J. BURKE MANDABLE ET AL.
PLANNING AND ZONING COMMISSION OF THE TOWN OF WESTPORT ET AL.
January 4, 2017
from Superior Court, judicial district of Stamford-Norwalk,
R. Spirer, for the appellants (plaintiffs).
V. Gelderman, for the appellees (named defendant et al.).
J. Krisch, with whom, on the brief, was Eric D. Bernheim, for
the appellees (defendant Norman Kramer et al.).
DiPentima, C. J., and Prescott and Lavery, Js.
dispositive issue in this appeal is whether two lot line
adjustment maps were improperly recorded in the Westport land
records by the defendants Norman Kramer and Karen Kramer
(Kramers) because the maps qualify as
‘‘resubdivisions, '' as that term is
defined in General Statutes § 8-18,  and thus required
approval by the defendant Planning and Zoning Commission of
the Town of Westport (commission) to be valid. The
plaintiffs, J. Burke Mandable and Paula K. Mandable, appeal
from the judgment of the trial court denying their request
for declaratory relief and dismissing their appeal from the
decision of the commission, in which the commission declined
to consider their challenge to two maps that the Kramers
recorded with approval from the defendant Laurence Bradley,
the planning and zoning director of Westport, but not from
the commission. On appeal, the plaintiffs claim that the
trial court erred in concluding that the Kramers were not
required to obtain the commission's approval because
their maps were not ‘‘resubdivisions''
under § 8-18. We affirm the judgment of the trial
following facts, as found by the court in its memorandum of
decision, and procedural history are pertinent to this
appeal. In 1929, before the town of Westport (town) adopted
subdivision regulations, a map numbered 682 (1929 map) was
filed in the Westport Land Records. The 1929 map encompassed
the properties now known as 10 Wakeman Road and 11 Wakeman
Road in Westport. The plaintiffs own 11 Wakeman Road and the
Kramers own 10 Wakeman Road.
2010, the Kramers submitted a map to Bradley for his review.
The map purported to consolidate two parcels of land into a
single lot at 10 Wakeman Road. In accordance with §
45-10 of the Westport Zoning Regulations,  Bradley signed
and dated the map, making it eligible for recording in the
land records, and affixed it with the following notation:
‘‘[T]his plan is neither a subdivision nor a
resubdivision as defined by the General Statutes of
Connecticut and the [town] and may be recorded without prior
approval of the [commission]. This stamp allows this map to
be filed in the Westport Land Records. The presence of this
stamp is not an endorsement of the accuracy of the map by the
[town] or any board, commission, agency or official agent or
employee of the town.'' The map was recorded in the
land records in June, 2010. In 2013, the Kramers submitted a
second map to Bradley for his review, which purported to
divide 10 Wakeman Road into two lots.
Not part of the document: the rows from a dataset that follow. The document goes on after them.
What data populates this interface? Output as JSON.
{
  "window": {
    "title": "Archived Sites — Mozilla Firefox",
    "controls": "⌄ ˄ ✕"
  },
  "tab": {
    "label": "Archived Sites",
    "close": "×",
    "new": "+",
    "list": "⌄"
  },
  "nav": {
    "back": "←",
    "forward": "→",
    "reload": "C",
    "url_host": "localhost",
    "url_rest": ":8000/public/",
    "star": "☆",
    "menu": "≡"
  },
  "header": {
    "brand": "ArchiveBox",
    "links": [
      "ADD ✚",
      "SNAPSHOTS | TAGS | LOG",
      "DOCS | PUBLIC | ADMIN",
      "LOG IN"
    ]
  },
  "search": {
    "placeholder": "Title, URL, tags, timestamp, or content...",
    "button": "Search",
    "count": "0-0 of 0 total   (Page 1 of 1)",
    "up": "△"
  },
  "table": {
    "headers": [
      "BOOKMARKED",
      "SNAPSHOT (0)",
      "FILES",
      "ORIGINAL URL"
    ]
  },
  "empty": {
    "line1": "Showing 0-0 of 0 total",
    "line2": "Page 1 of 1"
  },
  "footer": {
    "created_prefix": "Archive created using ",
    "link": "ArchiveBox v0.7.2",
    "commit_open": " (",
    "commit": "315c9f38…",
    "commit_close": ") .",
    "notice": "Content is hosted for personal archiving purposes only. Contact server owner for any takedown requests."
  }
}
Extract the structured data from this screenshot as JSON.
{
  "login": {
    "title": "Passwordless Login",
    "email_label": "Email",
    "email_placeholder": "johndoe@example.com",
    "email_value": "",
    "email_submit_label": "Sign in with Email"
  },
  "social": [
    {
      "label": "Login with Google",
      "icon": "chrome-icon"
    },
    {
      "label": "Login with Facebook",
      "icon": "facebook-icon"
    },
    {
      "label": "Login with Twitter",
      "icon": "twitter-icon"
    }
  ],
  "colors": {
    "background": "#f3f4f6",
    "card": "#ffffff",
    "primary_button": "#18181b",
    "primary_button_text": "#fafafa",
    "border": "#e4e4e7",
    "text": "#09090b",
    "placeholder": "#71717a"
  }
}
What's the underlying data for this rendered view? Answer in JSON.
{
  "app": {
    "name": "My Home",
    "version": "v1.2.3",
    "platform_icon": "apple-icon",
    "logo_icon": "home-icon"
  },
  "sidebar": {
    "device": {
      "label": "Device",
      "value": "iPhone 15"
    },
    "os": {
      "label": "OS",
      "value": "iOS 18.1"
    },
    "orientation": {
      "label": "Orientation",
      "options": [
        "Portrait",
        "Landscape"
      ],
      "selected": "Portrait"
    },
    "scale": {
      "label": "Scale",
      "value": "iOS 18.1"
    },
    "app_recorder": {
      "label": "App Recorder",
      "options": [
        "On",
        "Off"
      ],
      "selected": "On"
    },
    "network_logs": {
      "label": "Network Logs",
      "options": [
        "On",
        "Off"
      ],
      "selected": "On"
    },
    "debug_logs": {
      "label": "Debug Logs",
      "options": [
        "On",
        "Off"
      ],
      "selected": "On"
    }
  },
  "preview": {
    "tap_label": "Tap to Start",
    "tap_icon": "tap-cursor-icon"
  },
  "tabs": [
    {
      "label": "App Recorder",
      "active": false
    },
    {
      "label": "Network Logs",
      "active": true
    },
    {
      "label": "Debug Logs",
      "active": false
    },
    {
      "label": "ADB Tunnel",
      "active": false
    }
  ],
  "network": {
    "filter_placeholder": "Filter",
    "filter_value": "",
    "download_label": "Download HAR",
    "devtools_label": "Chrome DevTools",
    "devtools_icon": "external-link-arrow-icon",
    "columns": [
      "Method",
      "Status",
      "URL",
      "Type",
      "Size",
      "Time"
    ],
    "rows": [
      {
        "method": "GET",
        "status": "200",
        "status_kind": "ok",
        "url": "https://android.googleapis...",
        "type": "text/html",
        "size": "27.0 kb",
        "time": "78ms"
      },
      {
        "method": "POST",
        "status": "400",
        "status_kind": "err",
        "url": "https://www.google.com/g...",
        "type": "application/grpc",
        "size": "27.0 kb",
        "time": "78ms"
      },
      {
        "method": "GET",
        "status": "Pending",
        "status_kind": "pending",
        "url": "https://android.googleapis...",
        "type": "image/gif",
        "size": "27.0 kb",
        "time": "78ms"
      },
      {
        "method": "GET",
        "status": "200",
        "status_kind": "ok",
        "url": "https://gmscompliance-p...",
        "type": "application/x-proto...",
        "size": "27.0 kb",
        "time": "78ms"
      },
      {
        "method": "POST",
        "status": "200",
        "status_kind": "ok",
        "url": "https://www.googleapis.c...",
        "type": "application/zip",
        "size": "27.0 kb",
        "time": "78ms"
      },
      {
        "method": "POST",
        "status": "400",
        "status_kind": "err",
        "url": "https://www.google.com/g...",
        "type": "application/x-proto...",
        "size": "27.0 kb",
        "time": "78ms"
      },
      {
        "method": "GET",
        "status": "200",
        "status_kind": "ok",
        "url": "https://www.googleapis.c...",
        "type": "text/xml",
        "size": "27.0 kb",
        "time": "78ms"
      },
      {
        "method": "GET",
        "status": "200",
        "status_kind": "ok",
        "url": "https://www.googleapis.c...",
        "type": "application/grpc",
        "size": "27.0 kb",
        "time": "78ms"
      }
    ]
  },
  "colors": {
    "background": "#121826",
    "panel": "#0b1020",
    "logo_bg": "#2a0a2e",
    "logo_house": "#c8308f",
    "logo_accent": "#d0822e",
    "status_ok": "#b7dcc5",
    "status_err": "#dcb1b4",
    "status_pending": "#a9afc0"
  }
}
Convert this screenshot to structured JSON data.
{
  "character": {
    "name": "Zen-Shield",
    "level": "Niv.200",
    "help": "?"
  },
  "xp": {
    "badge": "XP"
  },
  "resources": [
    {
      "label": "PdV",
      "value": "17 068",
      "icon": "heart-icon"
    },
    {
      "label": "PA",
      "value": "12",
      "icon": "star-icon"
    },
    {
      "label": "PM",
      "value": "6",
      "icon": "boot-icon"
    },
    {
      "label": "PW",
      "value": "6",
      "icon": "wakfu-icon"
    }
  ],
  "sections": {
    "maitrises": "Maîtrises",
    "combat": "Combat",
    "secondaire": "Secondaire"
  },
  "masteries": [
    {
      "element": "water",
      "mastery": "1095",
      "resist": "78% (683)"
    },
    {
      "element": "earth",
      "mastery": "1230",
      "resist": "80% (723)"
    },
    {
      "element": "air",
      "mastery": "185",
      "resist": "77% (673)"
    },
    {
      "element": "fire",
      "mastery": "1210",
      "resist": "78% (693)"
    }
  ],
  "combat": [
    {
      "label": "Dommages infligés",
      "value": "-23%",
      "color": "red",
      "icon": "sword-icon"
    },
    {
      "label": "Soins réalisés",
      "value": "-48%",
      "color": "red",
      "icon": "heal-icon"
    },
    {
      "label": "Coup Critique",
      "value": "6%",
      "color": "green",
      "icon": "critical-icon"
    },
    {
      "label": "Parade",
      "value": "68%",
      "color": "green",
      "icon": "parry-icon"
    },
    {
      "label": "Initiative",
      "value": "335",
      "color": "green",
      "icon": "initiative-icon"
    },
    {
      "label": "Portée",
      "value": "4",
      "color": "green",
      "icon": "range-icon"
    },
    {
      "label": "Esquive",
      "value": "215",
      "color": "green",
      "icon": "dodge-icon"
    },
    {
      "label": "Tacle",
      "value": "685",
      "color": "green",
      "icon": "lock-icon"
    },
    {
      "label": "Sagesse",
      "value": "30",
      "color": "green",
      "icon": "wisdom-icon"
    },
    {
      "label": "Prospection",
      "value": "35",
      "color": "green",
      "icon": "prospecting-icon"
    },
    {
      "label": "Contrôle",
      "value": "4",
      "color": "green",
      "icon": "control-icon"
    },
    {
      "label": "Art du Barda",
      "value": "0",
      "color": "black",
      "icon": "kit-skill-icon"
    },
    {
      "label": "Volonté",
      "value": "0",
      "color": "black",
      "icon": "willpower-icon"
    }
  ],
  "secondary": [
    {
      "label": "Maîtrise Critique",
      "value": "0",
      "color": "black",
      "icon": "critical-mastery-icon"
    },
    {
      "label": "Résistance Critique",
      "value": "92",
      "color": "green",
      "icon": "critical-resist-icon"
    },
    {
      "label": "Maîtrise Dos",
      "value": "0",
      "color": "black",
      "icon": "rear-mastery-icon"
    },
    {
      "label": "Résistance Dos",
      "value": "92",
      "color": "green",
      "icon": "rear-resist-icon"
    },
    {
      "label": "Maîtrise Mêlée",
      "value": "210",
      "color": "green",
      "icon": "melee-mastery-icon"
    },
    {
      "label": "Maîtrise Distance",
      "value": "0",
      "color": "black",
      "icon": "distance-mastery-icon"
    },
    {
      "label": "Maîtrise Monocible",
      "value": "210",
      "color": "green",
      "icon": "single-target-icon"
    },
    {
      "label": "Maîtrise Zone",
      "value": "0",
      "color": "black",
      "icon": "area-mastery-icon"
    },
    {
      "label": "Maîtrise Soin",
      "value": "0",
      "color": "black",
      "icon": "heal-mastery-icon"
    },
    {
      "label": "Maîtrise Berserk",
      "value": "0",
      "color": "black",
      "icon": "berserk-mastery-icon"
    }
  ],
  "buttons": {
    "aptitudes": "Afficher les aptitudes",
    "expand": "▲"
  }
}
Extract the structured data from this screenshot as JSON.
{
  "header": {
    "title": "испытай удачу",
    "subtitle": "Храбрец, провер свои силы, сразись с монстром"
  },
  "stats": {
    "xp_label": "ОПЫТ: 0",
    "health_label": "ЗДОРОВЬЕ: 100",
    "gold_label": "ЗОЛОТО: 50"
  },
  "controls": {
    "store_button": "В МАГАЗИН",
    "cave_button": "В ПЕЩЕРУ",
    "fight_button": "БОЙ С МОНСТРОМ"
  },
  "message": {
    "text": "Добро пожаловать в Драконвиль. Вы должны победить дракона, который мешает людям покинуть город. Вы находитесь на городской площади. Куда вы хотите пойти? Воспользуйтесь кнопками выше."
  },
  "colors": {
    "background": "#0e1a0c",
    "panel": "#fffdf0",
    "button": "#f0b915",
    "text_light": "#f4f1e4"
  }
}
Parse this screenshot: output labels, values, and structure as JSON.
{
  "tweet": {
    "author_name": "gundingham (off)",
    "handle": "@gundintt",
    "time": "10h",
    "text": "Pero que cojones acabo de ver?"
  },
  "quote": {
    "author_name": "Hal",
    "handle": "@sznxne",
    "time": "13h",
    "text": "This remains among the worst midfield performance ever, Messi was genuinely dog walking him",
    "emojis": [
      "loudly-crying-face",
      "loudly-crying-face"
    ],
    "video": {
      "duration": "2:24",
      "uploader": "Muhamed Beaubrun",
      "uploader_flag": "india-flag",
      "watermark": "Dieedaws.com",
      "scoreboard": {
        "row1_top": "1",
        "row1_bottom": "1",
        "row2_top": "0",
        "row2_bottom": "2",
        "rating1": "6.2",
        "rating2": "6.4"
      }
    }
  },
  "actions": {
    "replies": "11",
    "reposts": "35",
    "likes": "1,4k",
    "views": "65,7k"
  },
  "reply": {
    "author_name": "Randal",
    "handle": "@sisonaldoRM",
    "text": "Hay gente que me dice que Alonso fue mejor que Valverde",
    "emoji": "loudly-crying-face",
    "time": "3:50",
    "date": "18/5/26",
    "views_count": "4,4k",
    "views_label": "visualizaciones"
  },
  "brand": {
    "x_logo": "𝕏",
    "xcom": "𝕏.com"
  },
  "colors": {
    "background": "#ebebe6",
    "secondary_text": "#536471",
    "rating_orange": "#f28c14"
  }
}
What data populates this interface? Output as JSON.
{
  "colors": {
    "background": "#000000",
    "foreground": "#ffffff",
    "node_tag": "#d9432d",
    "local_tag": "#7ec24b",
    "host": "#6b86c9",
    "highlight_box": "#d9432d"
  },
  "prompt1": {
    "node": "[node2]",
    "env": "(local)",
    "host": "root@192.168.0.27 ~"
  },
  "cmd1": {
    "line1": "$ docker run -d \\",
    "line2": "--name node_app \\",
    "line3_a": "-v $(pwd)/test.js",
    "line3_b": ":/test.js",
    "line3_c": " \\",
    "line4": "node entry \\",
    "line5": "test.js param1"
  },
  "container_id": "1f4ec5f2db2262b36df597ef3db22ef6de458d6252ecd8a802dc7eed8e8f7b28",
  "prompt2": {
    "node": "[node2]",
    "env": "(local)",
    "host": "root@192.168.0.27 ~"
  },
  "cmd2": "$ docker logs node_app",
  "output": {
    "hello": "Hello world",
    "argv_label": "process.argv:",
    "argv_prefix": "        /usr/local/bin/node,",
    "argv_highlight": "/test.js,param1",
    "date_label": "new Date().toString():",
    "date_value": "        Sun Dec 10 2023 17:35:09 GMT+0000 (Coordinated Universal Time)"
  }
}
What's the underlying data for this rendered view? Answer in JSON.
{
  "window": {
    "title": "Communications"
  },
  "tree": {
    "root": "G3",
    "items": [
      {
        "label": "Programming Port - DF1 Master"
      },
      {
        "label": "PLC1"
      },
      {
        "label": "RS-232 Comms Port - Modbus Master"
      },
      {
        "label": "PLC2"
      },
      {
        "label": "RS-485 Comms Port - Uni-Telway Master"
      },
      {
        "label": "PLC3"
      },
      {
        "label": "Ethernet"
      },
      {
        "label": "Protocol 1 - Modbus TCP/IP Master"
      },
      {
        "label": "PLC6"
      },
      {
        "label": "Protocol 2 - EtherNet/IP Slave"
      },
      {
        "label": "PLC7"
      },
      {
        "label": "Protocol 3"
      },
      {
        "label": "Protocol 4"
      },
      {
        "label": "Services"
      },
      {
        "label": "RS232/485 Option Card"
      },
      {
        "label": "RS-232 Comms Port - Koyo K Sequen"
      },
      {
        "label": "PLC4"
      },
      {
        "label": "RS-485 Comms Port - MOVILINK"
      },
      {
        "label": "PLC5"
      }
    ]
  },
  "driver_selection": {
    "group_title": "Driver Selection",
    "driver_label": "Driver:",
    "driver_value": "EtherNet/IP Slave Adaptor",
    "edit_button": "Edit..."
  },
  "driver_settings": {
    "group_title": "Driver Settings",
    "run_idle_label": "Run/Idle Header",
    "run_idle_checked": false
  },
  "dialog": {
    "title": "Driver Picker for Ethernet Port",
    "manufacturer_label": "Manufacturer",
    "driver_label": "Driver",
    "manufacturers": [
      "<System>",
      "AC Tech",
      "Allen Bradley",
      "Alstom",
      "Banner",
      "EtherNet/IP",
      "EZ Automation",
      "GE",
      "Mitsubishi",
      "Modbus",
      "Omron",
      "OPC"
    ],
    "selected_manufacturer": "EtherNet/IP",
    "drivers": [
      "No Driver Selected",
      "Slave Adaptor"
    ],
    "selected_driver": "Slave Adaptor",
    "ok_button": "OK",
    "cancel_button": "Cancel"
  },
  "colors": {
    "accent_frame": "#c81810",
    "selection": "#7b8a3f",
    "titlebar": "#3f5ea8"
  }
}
Bradley signed, dated,
and stamped the map with the same notation, and the map was
recorded in May, 2013.
January, 2014, after learning of the two lot line adjustment
maps, the plaintiffs filed with the commission a
‘‘Petition for Determination of Re-Subdivision
for Property Located at 10 Wakeman Road, Westport,
Connecticut'' (petition). In a letter dated January
20, 2014, the commission refused to consider the petition on
the grounds that the plaintiffs' opportunity to appeal
Bradley's actions ‘‘expired long
ago'' and that it was ‘‘unaware of any
authority'' upon which to consider the petition.
plaintiffs filed a two count amended complaint against the
defendants in the trial court. The first count appealed the
commission's refusal to consider their
petition. The second count sought a declaratory
judgment determining that, inter alia, the maps recorded by
the Kramers were ‘‘resubdivisions'' under
§ 8-18 and, therefore, required approval by the
court rejected the plaintiffs' statutory argument in a
memorandum of decision dated June 4, 2015. Relying on the
plain language of § 8-18, the trial court determined
that ‘‘there can be no ‘resubdivision'
unless there has first been a ‘subdivision, ' and
the division of land prior to the adoption of subdivision
regulations is not a subdivision.'' The court
concluded that because the Kramers' maps did not modify a
subdivision-that is, they altered the 1929 map that had been
filed prior to the town's adoption of subdivision
regulations-they were not resubdivisions and, therefore, did
not require the commission's approval to be valid.
Therefore, the court dismissed the plaintiffs' appeal and
denied their request for declaratory relief.
plaintiffs claim that the court misconstrued § 8-18 in
determining that the term
‘‘resubdivision'' did not encompass the
Kramers' maps. Specifically, the plaintiffs contend that
§ 8-18 defines ‘‘resubdivision'' to
include not only changes to maps of approved
subdivisions, but also to changes to recorded
maps that do not qualify as subdivisions because
they were recorded before the town's subdivision
regulations were adopted. The defendants respond that, ...